Kumite - Fighting Game Design Document



Sometimes you have an idea you can't keep out of your head. I've long been interested in the rare fighting games that break the conventions set by Street Fighter II, and wanted to take my own stab at a unique combat system. Kumite is a martial arts game that returns to a more deliberate, methodical style of play, inspired by games like Nidhogg, Virtua Fighter and Karate Tournament.

First I decided what to cut from the fighting game template. Combos, jumping, crouching, blocking inputs, anti-airs and overheads are gone. Special moves and unique characters are gone. It not only brings the amount of art and code needed down to more reasonable levels, but removes many fighting game concepts like the air and wakeup games in favour of footsies, where matches have the controlled pace of real martial arts fights. Damage is clearly readable and players know how many mistakes left they can afford to make in a match. 3D movement is intuitive and Ring outs mean players have to respect movement and positing much more than in traditional fighters. There are only three buttons used and no complex inputs.


The stance system is used to great effect in games like Bushido Blade, and keeps blocking as a tactical challenge. Guessing whether the opponent will attack high, medium or low is a raw 33% guess, but players telegraph their stance and are locked into longer attack animations than the average fighting game, so faking out a stance and countering opponent attacks is critical in Kumite. Evading into the foreground or background bypasses the stance guessing for a block and leaves the opponent open for a counterattack, but Evading without an attack to dodge puts the player at a large frame disadvantage and open to a Circular Attack.

I like to think all of this keeps much of what makes the genre great in a way that scratches a certain itch in seasoned fighting game veterans, and is more approachable to newcomers. 

The problem is, fighting games are very difficult to make. Neither my art or code skills are up to the task. To put my energy somewhere, I created this design document. The process was satisfying, and a valuable exercise in systems design.

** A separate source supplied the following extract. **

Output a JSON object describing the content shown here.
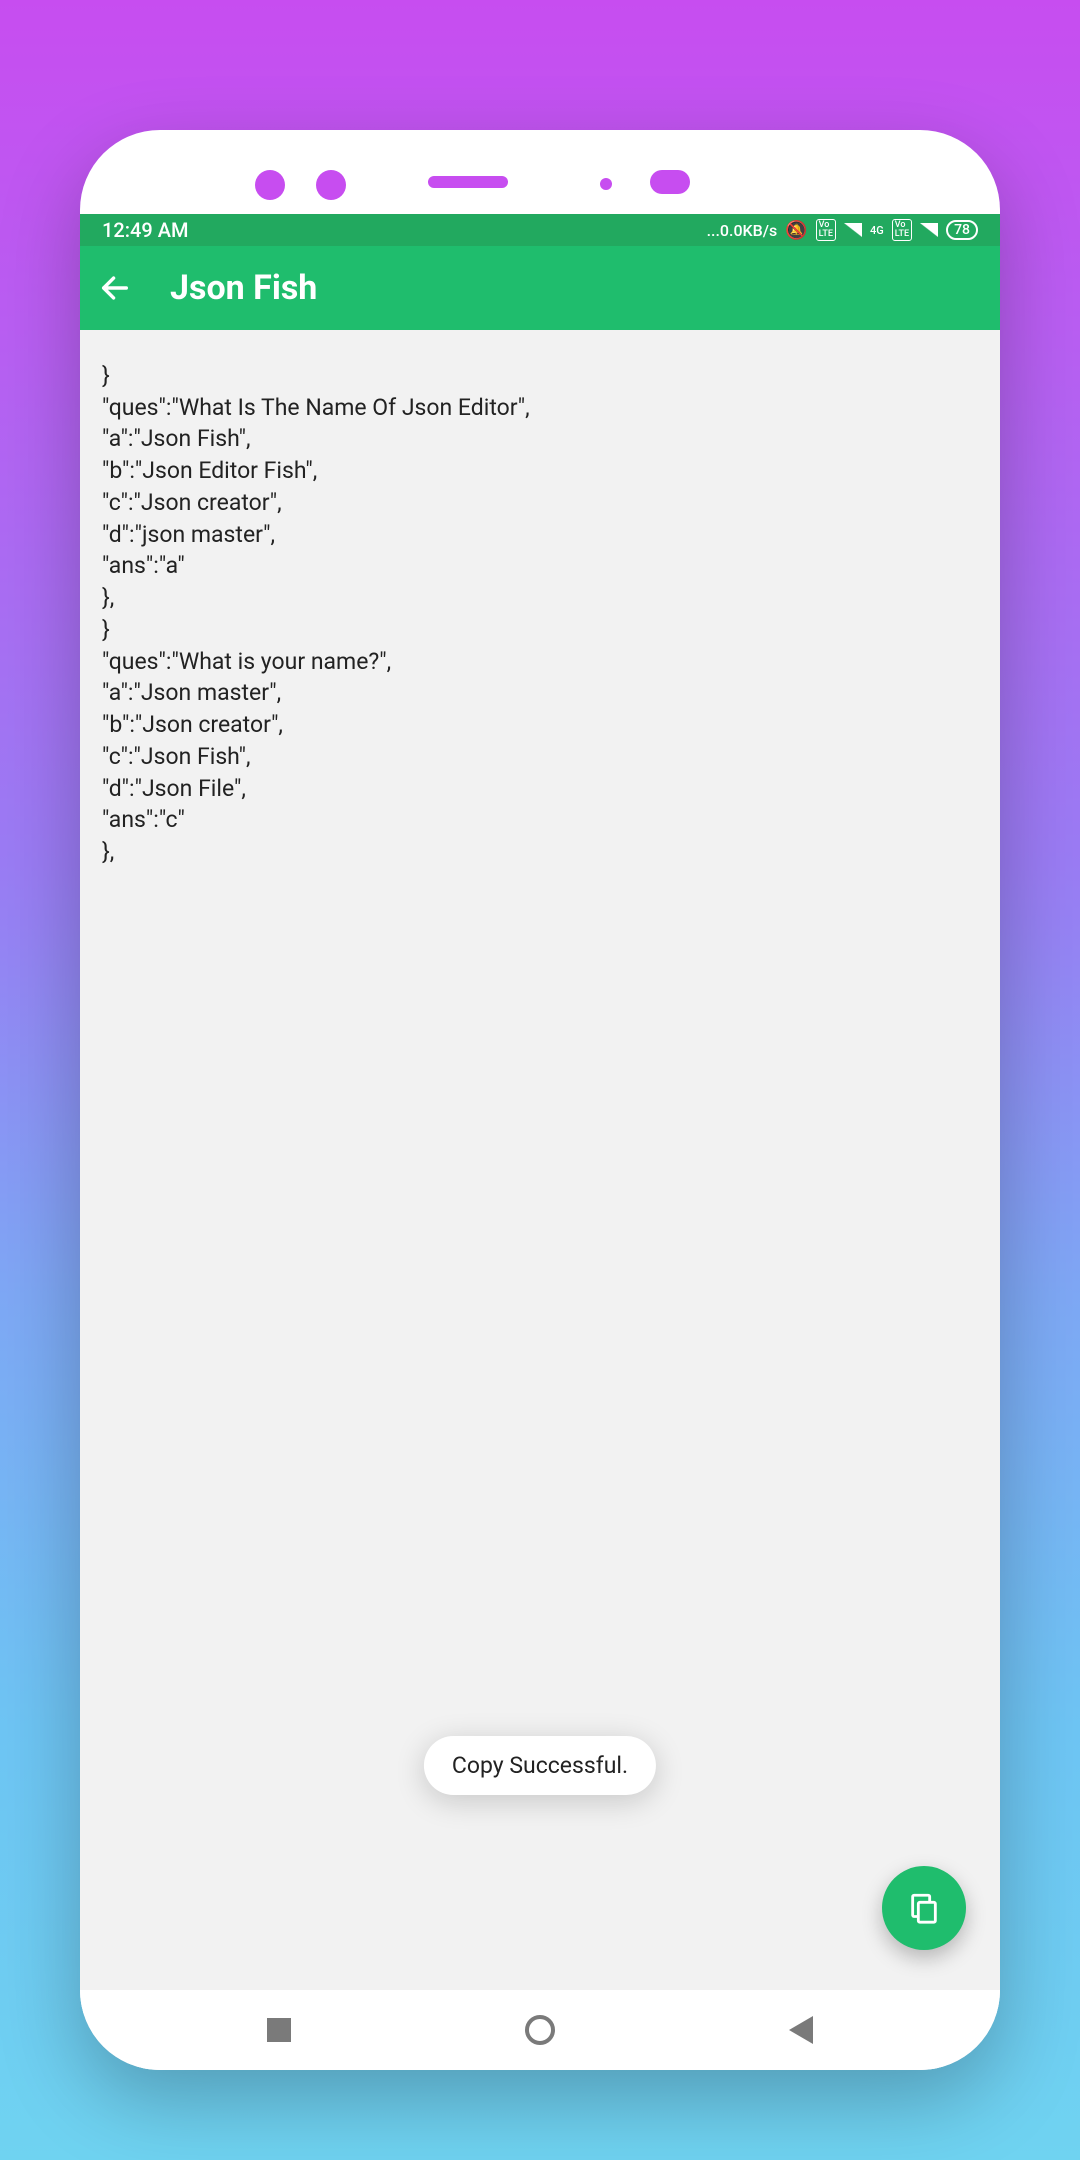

I'd like to make Kumite someday, once someone gives me a team and a budget. In the meantime, the Kumite document can be viewed on Github.